### Task description
Please give every line below again exactly, but not its pictures.

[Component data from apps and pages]
^^^^^^^^
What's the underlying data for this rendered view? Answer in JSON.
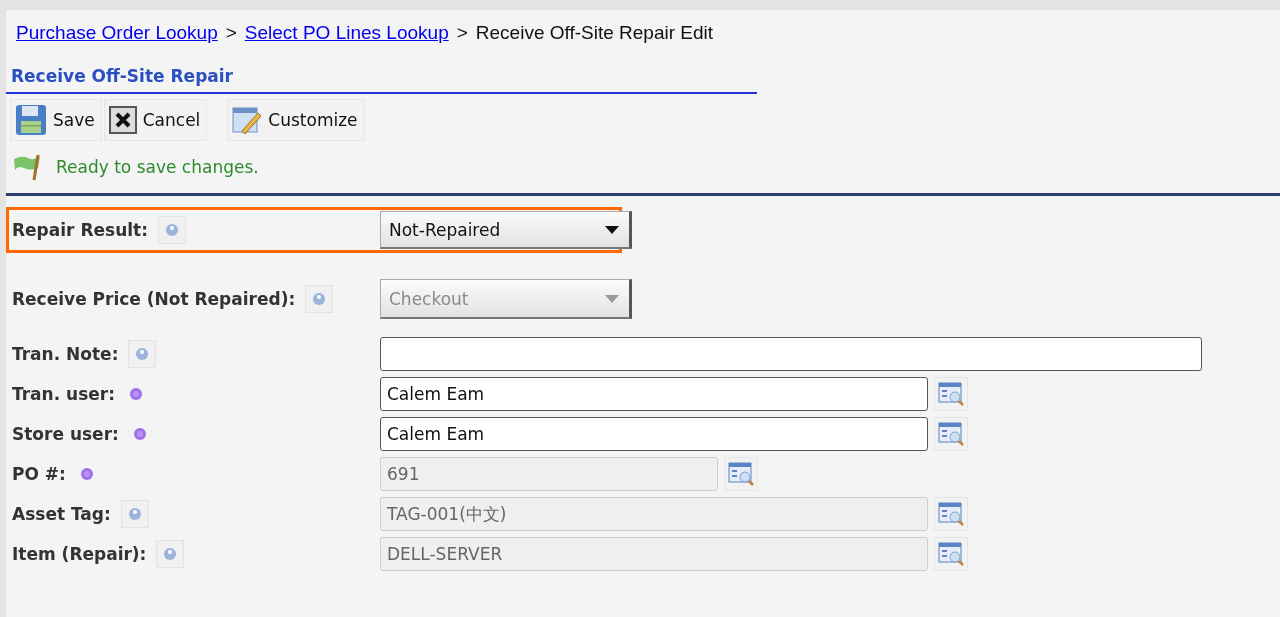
{
  "breadcrumb": [
    {
      "label": "Purchase Order Lookup",
      "link": true
    },
    {
      "label": "Select PO Lines Lookup",
      "link": true
    },
    {
      "label": "Receive Off-Site Repair Edit",
      "link": false
    }
  ],
  "breadcrumb_separator": ">",
  "title": "Receive Off-Site Repair",
  "toolbar": [
    {
      "kind": "save",
      "label": "Save"
    },
    {
      "kind": "cancel",
      "label": "Cancel"
    },
    {
      "kind": "customize",
      "label": "Customize"
    }
  ],
  "status": "Ready to save changes.",
  "fields": [
    {
      "label": "Repair Result:",
      "required": false,
      "kind": "select",
      "value": "Not-Repaired",
      "disabled": false,
      "highlighted": true
    },
    {
      "label": "Receive Price (Not Repaired):",
      "required": false,
      "kind": "select",
      "value": "Checkout",
      "disabled": true,
      "highlighted": false
    },
    {
      "label": "Tran. Note:",
      "required": false,
      "kind": "text",
      "disabled": false,
      "highlighted": false
    },
    {
      "label": "Tran. user:",
      "required": true,
      "kind": "lookup",
      "value": "Calem Eam",
      "disabled": false,
      "highlighted": false
    },
    {
      "label": "Store user:",
      "required": true,
      "kind": "lookup",
      "value": "Calem Eam",
      "disabled": false,
      "highlighted": false
    },
    {
      "label": "PO #:",
      "required": true,
      "kind": "shortlookup",
      "value": "691",
      "disabled": true,
      "highlighted": false
    },
    {
      "label": "Asset Tag:",
      "required": false,
      "kind": "lookup",
      "value": "TAG-001(中文)",
      "disabled": true,
      "highlighted": false
    },
    {
      "label": "Item (Repair):",
      "required": false,
      "kind": "lookup",
      "value": "DELL-SERVER",
      "disabled": true,
      "highlighted": false
    }
  ]
}
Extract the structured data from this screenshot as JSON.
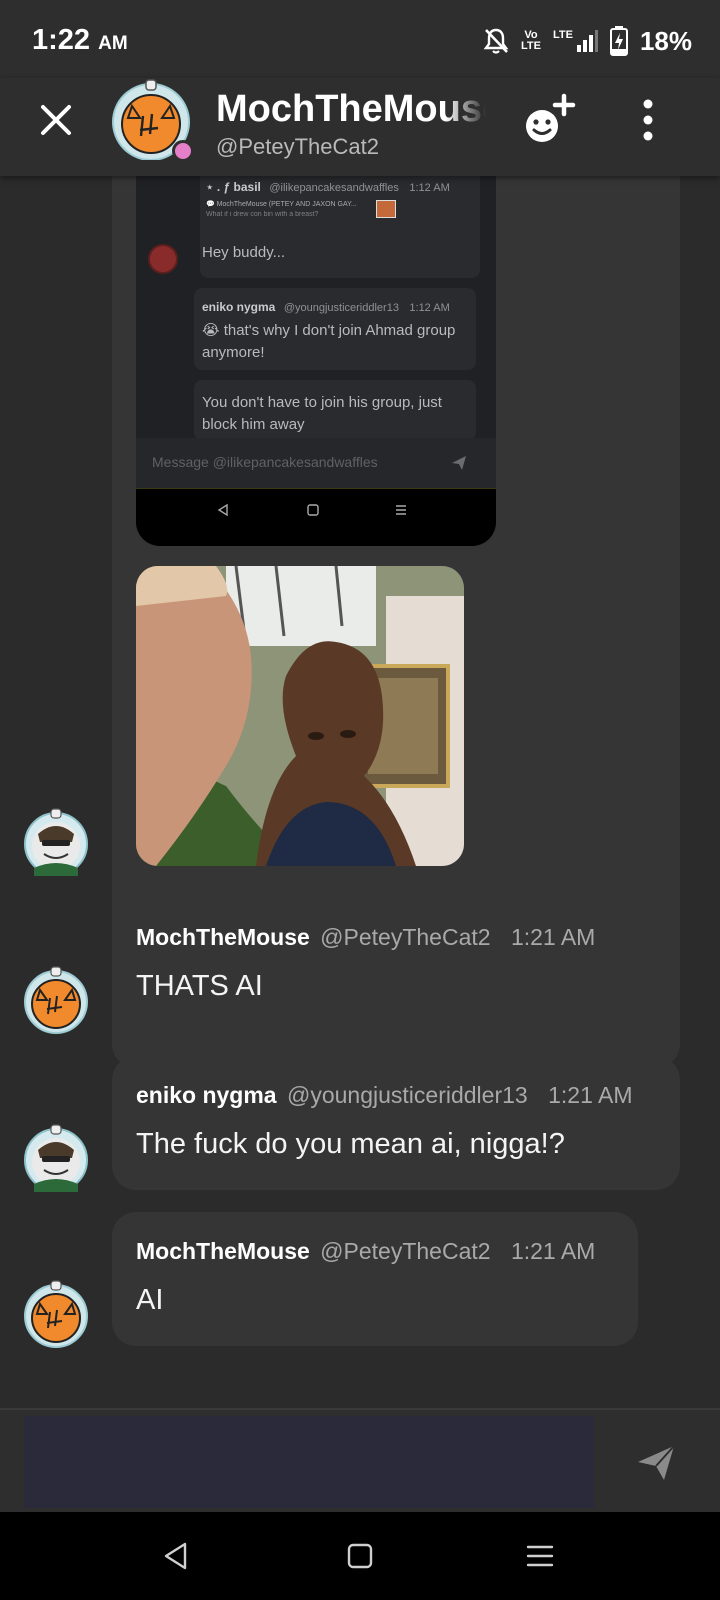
{
  "status_bar": {
    "time": "1:22",
    "ampm": "AM",
    "network_top": "Vo",
    "network_bottom": "LTE",
    "lte_label": "LTE",
    "battery_percent": "18%"
  },
  "header": {
    "name": "MochTheMouse",
    "handle": "@PeteyTheCat2",
    "presence_color": "#e57fc9"
  },
  "screenshot_msg": {
    "author": "⋆ . ƒ basil",
    "handle": "@ilikepancakesandwaffles",
    "time": "1:12 AM",
    "reply_line": "💬 MochTheMouse (PETEY AND JAXON GAY...",
    "reply_sub": "What if i drew con bin with a breast?",
    "text1": "Hey buddy...",
    "author2": "eniko nygma",
    "handle2": "@youngjusticeriddler13",
    "time2": "1:12 AM",
    "text2": "😭 that's why I don't join Ahmad group anymore!",
    "text3": "You don't have to join his group, just block him away",
    "input_placeholder": "Message @ilikepancakesandwaffles"
  },
  "messages": [
    {
      "author": "MochTheMouse",
      "handle": "@PeteyTheCat2",
      "time": "1:21 AM",
      "text": "THATS AI"
    },
    {
      "author": "eniko nygma",
      "handle": "@youngjusticeriddler13",
      "time": "1:21 AM",
      "text": "The fuck do you mean ai, nigga!?"
    },
    {
      "author": "MochTheMouse",
      "handle": "@PeteyTheCat2",
      "time": "1:21 AM",
      "text": "AI"
    }
  ],
  "composer": {
    "placeholder": ""
  },
  "colors": {
    "bg": "#2b2b2b",
    "bubble": "#353535",
    "accent_orange": "#f08a2c"
  },
  "icons": [
    "close-icon",
    "add-friend-icon",
    "more-vert-icon",
    "send-icon",
    "nav-back-icon",
    "nav-home-icon",
    "nav-menu-icon",
    "mute-icon",
    "signal-icon",
    "battery-icon"
  ]
}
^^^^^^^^
### Solved exercise
What's the underlying data for this rendered view? Answer in JSON.
{
  "breadcrumb": [
    {
      "label": "Purchase Order Lookup",
      "link": true
    },
    {
      "label": "Select PO Lines Lookup",
      "link": true
    },
    {
      "label": "Receive Off-Site Repair Edit",
      "link": false
    }
  ],
  "breadcrumb_separator": ">",
  "title": "Receive Off-Site Repair",
  "toolbar": [
    {
      "kind": "save",
      "label": "Save"
    },
    {
      "kind": "cancel",
      "label": "Cancel"
    },
    {
      "kind": "customize",
      "label": "Customize"
    }
  ],
  "status": "Ready to save changes.",
  "fields": [
    {
      "label": "Repair Result:",
      "required": false,
      "kind": "select",
      "value": "Not-Repaired",
      "disabled": false,
      "highlighted": true
    },
    {
      "label": "Receive Price (Not Repaired):",
      "required": false,
      "kind": "select",
      "value": "Checkout",
      "disabled": true,
      "highlighted": false
    },
    {
      "label": "Tran. Note:",
      "required": false,
      "kind": "text",
      "disabled": false,
      "highlighted": false
    },
    {
      "label": "Tran. user:",
      "required": true,
      "kind": "lookup",
      "value": "Calem Eam",
      "disabled": false,
      "highlighted": false
    },
    {
      "label": "Store user:",
      "required": true,
      "kind": "lookup",
      "value": "Calem Eam",
      "disabled": false,
      "highlighted": false
    },
    {
      "label": "PO #:",
      "required": true,
      "kind": "shortlookup",
      "value": "691",
      "disabled": true,
      "highlighted": false
    },
    {
      "label": "Asset Tag:",
      "required": false,
      "kind": "lookup",
      "value": "TAG-001(中文)",
      "disabled": true,
      "highlighted": false
    },
    {
      "label": "Item (Repair):",
      "required": false,
      "kind": "lookup",
      "value": "DELL-SERVER",
      "disabled": true,
      "highlighted": false
    }
  ]
}
Extract the structured data from this screenshot as JSON.
{
  "status_bar": {
    "time": "1:22",
    "ampm": "AM",
    "network_top": "Vo",
    "network_bottom": "LTE",
    "lte_label": "LTE",
    "battery_percent": "18%"
  },
  "header": {
    "name": "MochTheMouse",
    "handle": "@PeteyTheCat2",
    "presence_color": "#e57fc9"
  },
  "screenshot_msg": {
    "author": "⋆ . ƒ basil",
    "handle": "@ilikepancakesandwaffles",
    "time": "1:12 AM",
    "reply_line": "💬 MochTheMouse (PETEY AND JAXON GAY...",
    "reply_sub": "What if i drew con bin with a breast?",
    "text1": "Hey buddy...",
    "author2": "eniko nygma",
    "handle2": "@youngjusticeriddler13",
    "time2": "1:12 AM",
    "text2": "😭 that's why I don't join Ahmad group anymore!",
    "text3": "You don't have to join his group, just block him away",
    "input_placeholder": "Message @ilikepancakesandwaffles"
  },
  "messages": [
    {
      "author": "MochTheMouse",
      "handle": "@PeteyTheCat2",
      "time": "1:21 AM",
      "text": "THATS AI"
    },
    {
      "author": "eniko nygma",
      "handle": "@youngjusticeriddler13",
      "time": "1:21 AM",
      "text": "The fuck do you mean ai, nigga!?"
    },
    {
      "author": "MochTheMouse",
      "handle": "@PeteyTheCat2",
      "time": "1:21 AM",
      "text": "AI"
    }
  ],
  "composer": {
    "placeholder": ""
  },
  "colors": {
    "bg": "#2b2b2b",
    "bubble": "#353535",
    "accent_orange": "#f08a2c"
  },
  "icons": [
    "close-icon",
    "add-friend-icon",
    "more-vert-icon",
    "send-icon",
    "nav-back-icon",
    "nav-home-icon",
    "nav-menu-icon",
    "mute-icon",
    "signal-icon",
    "battery-icon"
  ]
}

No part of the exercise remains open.